**TASK INSTRUCTIONS:**
You are asked to filter the data below and copy every line holding "LATCH".
┄┄┄┄┄┄┄┄┄┄
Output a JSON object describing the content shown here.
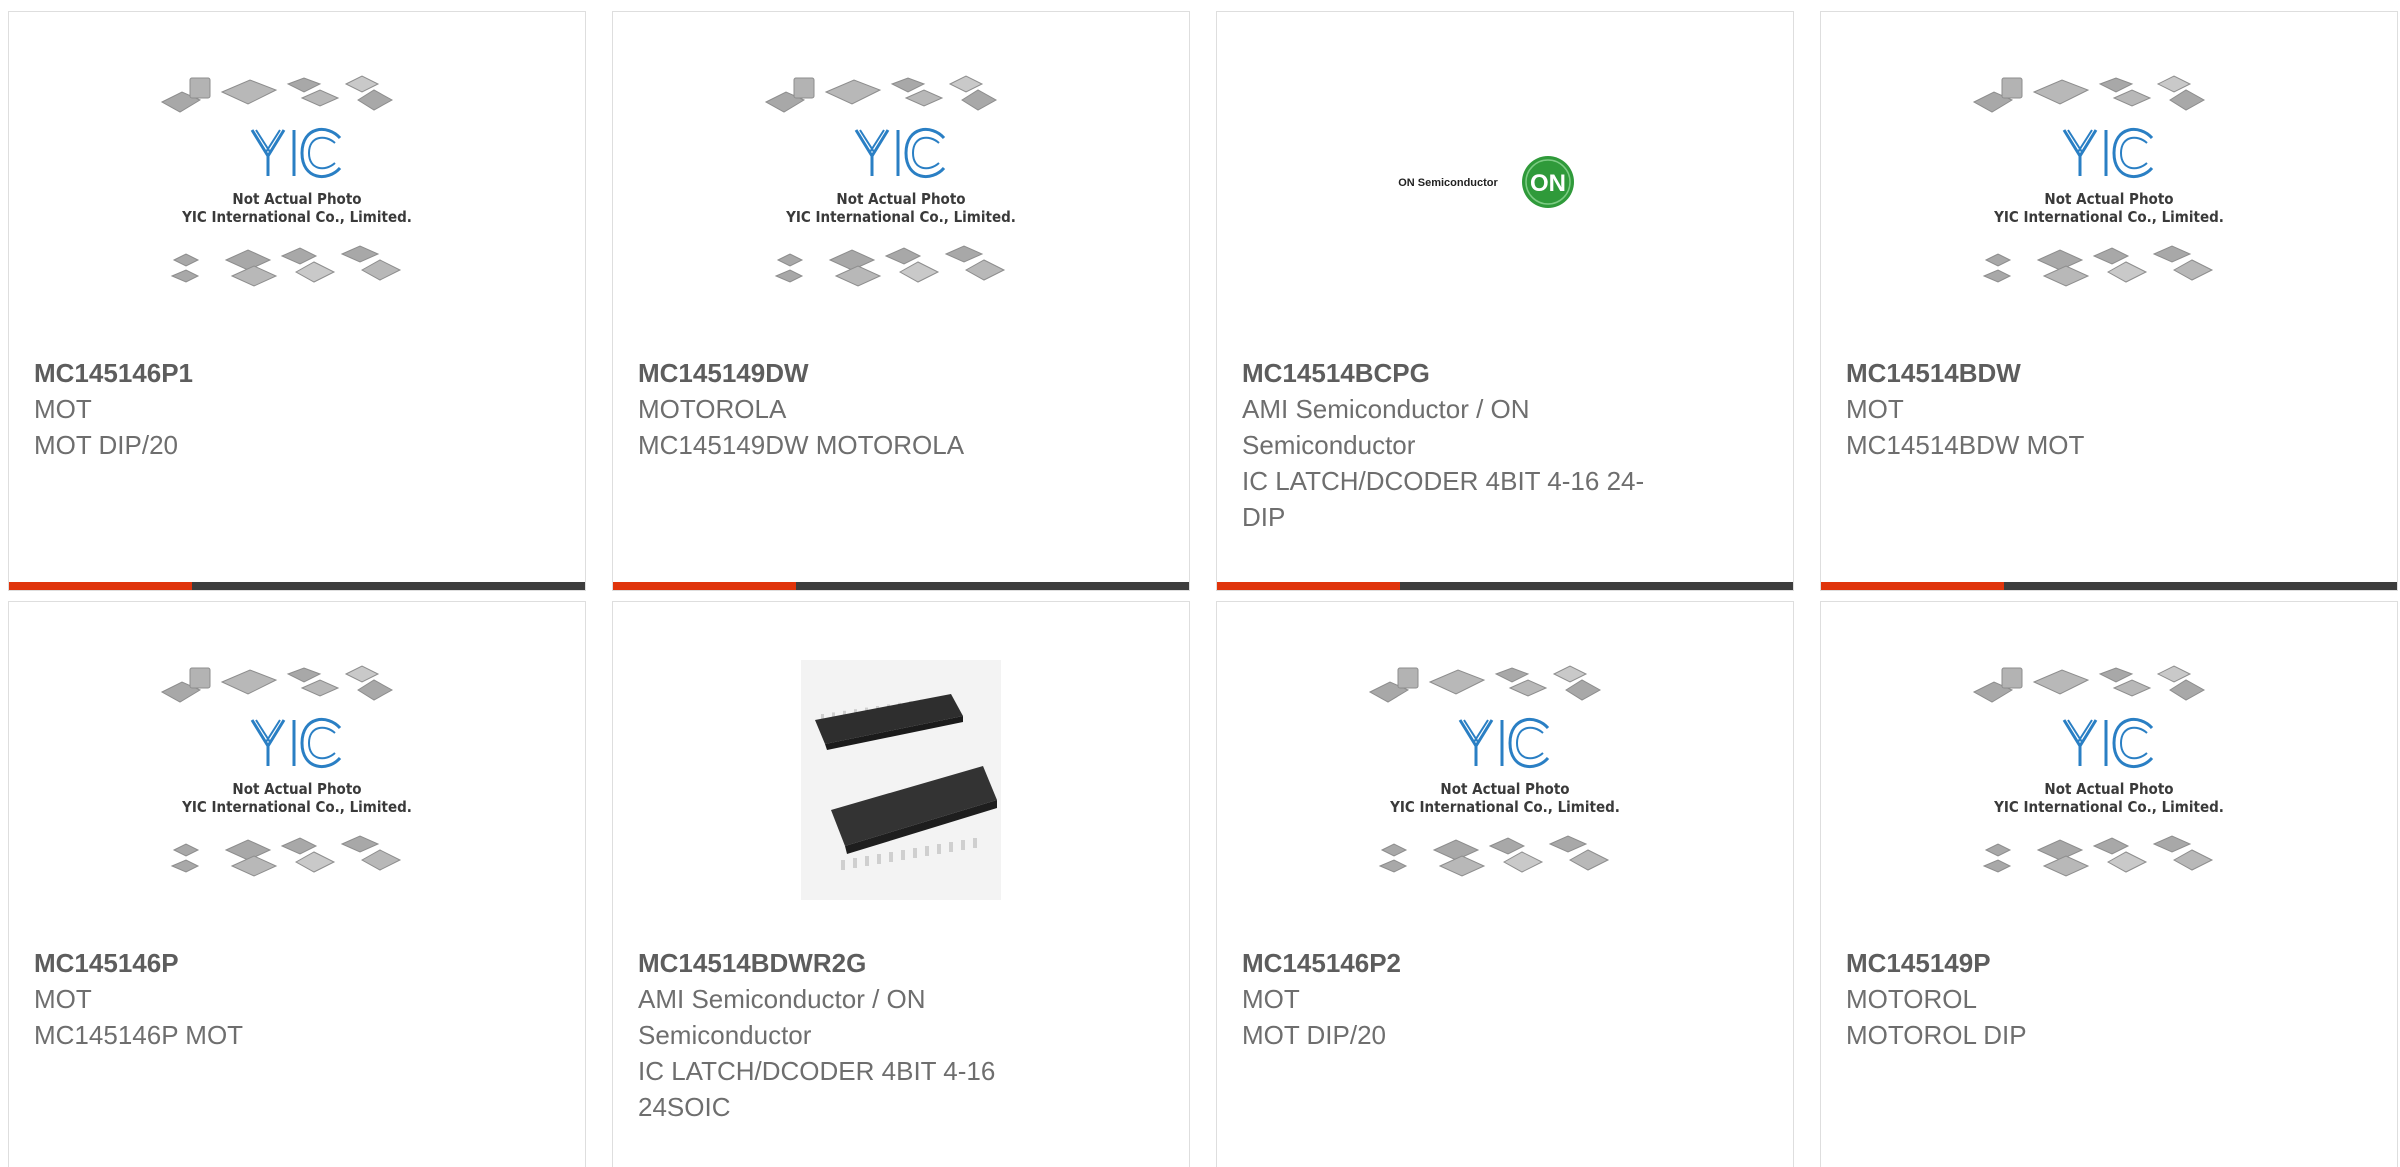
{
  "products": [
    {
      "part_number": "MC145146P1",
      "manufacturer": "MOT",
      "description": "MOT DIP/20",
      "image": "yic-placeholder",
      "placeholder_line1": "Not Actual Photo",
      "placeholder_line2": "YIC International Co., Limited."
    },
    {
      "part_number": "MC145149DW",
      "manufacturer": "MOTOROLA",
      "description": "MC145149DW MOTOROLA",
      "image": "yic-placeholder",
      "placeholder_line1": "Not Actual Photo",
      "placeholder_line2": "YIC International Co., Limited."
    },
    {
      "part_number": "MC14514BCPG",
      "manufacturer": "AMI Semiconductor / ON Semiconductor",
      "description": "IC LATCH/DCODER 4BIT 4-16 24-DIP",
      "image": "on-semiconductor-logo",
      "logo_text": "ON Semiconductor",
      "logo_badge": "ON"
    },
    {
      "part_number": "MC14514BDW",
      "manufacturer": "MOT",
      "description": "MC14514BDW MOT",
      "image": "yic-placeholder",
      "placeholder_line1": "Not Actual Photo",
      "placeholder_line2": "YIC International Co., Limited."
    },
    {
      "part_number": "MC145146P",
      "manufacturer": "MOT",
      "description": "MC145146P MOT",
      "image": "yic-placeholder",
      "placeholder_line1": "Not Actual Photo",
      "placeholder_line2": "YIC International Co., Limited."
    },
    {
      "part_number": "MC14514BDWR2G",
      "manufacturer": "AMI Semiconductor / ON Semiconductor",
      "description": "IC LATCH/DCODER 4BIT 4-16 24SOIC",
      "image": "soic-chip-photo"
    },
    {
      "part_number": "MC145146P2",
      "manufacturer": "MOT",
      "description": "MOT DIP/20",
      "image": "yic-placeholder",
      "placeholder_line1": "Not Actual Photo",
      "placeholder_line2": "YIC International Co., Limited."
    },
    {
      "part_number": "MC145149P",
      "manufacturer": "MOTOROL",
      "description": "MOTOROL DIP",
      "image": "yic-placeholder",
      "placeholder_line1": "Not Actual Photo",
      "placeholder_line2": "YIC International Co., Limited."
    }
  ],
  "colors": {
    "accent": "#e0340b",
    "bar": "#3d3d3d",
    "yic_blue": "#2a7fc4",
    "on_green": "#2f9a3a"
  }
}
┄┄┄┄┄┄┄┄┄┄
**RESULT OF THIS EXERCISE:**
      "description": "IC LATCH/DCODER 4BIT 4-16 24-DIP",
      "description": "IC LATCH/DCODER 4BIT 4-16 24SOIC",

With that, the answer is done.